Woman with cerebral palsy and moderate intellectual disability nearly died when bowel disease catastrophically escalated after support workers in her group home failed to properly follow her nutrition and care protocols , learned the royal commission on the disabled.
The Royal Commission is examining issues of violence, abuse, neglect and exploitation in disability services, focusing on two group homes for people with disabilities operated by an NDIS provider.
On Wednesday, the commission heard numerous testimonies from Jennifer *, the mother of Natalie *, who suffers from cerebral palsy and a moderate intellectual disability. Natalie also uses a wheelchair, hearing aids and wears glasses. She has been described as “cheeky, outgoing” and “very confident”.
Jennifer testified by way of a written statement which was read aloud by the attorney assisting her. In it, she details her concerns about managing Natalie’s health, her finances, and allegations that Natalie was indecently assaulted by one of her support workers at a group home run by Life Without Barriers.
In 2020, Natalie underwent surgery to remove a calcified fecal mass in her rectum that had changed the shape of her uterus, possibly permanently, and was on the verge of rupturing her bowel, Jennifer said.
Natalie had bowel problems before moving into the group home in 2012, and was taken to hospital with a bowel obstruction early in her stay there. Jennifer said she was told Natalie was in the hospital on this occasion only when she was called by Natalie’s father.
Jennifer said she called an LWB staff member to ask why she hadn’t been told Natalie was being taken to hospital. “She said she didn’t tell me because she didn’t want to tell me,” Jennifer said in her statement.
Natalie has received meal management, nutrition and exercise plans from health professionals to help her manage her problems. Life Without Barriers staff were supposed to keep records of their daily food and fluid intake, as well as their bowel movements.
On March 9, 2020, Natalie was taken to the hospital emergency room by a non-BSF caregiver. She was then operated on.
The family learned that Natalie was on the verge of a ruptured intestine and sepsis. “The doctors also said they didn’t know how things got so bad with Natalie’s intestines,” Jennifer said. “Natalie almost died from this incident. “
LWB staff were unable to produce more than five days of Natalie’s intestinal records from the months leading up to the hospital visit, the investigation said.
“I think the staff at LWB did not manage it properly, despite the fact that I have repeatedly stressed the importance of its bowel management to disability support workers and team leaders,” Jennifer said.
Jennifer said she gave Life Without Barriers explicit instructions when Natalie entered the group home that her daughter’s personal care should only be provided by female staff, as that is what Natalie preferred. Jennifer later found out that Life Without Barriers was violating this request.

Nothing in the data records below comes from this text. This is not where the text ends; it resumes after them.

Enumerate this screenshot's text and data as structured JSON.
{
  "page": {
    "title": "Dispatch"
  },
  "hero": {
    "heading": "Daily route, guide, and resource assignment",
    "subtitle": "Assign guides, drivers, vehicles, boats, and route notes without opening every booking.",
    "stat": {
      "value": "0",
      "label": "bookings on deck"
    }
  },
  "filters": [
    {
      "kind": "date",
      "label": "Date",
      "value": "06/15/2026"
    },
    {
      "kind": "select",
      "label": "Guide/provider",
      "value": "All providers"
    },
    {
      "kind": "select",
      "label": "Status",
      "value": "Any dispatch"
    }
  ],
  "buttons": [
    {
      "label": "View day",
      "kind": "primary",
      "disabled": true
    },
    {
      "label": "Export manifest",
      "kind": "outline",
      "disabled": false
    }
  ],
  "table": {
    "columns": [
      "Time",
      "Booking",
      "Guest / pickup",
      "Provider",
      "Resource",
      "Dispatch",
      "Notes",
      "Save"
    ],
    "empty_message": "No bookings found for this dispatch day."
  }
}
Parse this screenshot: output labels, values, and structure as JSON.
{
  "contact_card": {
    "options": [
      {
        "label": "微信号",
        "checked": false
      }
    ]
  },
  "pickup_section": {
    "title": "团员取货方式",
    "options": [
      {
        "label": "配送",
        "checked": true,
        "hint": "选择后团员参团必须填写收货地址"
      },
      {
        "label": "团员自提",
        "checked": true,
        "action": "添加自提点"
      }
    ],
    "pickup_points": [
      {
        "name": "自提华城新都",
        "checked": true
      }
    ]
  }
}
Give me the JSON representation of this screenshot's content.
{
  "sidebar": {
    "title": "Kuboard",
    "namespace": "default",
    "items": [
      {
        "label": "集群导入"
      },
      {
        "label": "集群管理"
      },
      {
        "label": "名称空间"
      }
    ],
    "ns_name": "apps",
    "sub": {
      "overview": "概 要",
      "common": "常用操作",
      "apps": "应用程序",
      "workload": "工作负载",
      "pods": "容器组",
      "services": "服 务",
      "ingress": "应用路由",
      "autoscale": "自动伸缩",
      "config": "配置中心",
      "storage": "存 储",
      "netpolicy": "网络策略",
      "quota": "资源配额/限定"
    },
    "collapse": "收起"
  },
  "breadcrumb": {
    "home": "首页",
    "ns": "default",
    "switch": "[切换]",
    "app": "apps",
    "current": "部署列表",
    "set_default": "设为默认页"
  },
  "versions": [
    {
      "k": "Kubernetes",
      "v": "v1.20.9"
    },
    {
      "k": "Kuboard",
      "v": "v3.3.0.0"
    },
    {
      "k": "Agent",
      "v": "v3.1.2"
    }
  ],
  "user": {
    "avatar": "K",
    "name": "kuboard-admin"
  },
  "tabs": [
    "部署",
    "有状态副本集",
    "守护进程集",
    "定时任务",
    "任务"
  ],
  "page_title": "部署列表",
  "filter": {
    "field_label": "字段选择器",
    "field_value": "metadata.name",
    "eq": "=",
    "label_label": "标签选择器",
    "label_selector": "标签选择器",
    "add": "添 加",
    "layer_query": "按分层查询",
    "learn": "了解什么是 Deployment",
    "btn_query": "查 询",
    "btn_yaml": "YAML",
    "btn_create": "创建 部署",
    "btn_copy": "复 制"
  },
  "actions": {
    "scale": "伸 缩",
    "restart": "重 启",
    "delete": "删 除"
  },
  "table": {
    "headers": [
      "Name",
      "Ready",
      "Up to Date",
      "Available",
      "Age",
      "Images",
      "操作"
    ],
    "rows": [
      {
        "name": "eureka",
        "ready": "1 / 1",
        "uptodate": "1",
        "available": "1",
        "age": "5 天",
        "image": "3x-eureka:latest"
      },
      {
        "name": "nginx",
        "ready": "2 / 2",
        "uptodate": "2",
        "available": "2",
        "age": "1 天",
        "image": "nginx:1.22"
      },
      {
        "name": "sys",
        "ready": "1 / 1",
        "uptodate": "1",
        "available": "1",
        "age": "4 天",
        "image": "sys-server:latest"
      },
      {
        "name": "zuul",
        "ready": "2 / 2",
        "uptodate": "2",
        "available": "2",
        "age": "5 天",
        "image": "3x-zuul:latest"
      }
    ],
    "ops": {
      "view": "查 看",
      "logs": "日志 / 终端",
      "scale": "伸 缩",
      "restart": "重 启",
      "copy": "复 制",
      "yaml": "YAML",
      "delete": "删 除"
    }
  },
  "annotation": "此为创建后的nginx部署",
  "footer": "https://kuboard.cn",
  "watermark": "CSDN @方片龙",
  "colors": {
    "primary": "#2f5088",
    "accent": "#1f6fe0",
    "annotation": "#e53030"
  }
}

In August 2015, Jennifer learned that a support worker had been charged with assault and sexual assault on Natalie.
Jennifer said she understood Life Without Barriers only reported Natalie’s alleged assault to police after conducting its own internal investigation.
The male support worker was found not guilty in September 2017. He was then fired from Life Without Barriers.
After the alleged assault, Natalie developed anxiety and became angry in a very unusual way.
During a subsequent counseling session, the counselor told Natalie that she would never have to see the disability support worker again who allegedly assaulted her again.
“[Natalie] started singing “never, never, never”. Natalie is primarily non-verbal and had never done anything like this before. Anne [Natalie’s sister] and I started to cry because at that point we knew what happened had affected Natalie deeply emotionally, ”Jennifer said.
In the nearly 10 years that Natalie was at home, Jennifer said she made several attempts to voice concerns about what she saw as failures in Natalie’s care and actions. inappropriate staff. These included handling Natalie’s finances, over which LWB had effective control for three years, as only they had access to her key card.
“LWB had concrete control over their money,” Jennifer said. “Sometimes if Natalie wanted to buy something or go out, I would tell her to ask the staff at LWB to give her some of her money. Natalie told me that she had already asked, but that they would not give it to her.
“I don’t really know how LWB used Natalie’s money. I was still paying for Natalie’s many lunches, drugstore bills, and new clothes.
Jennifer said she filed numerous complaints with Life Without Barriers during the time Natalie lived there. “The only time LWB seemed to take any of my complaints or concerns seriously was around the time the indecent assault and sexual assault allegations against Natalie came to light in 2015.” , Jennifer said.
Life Without Barriers will testify later in the investigation.
* Names are pseudonyms used by the committee for confidentiality reasons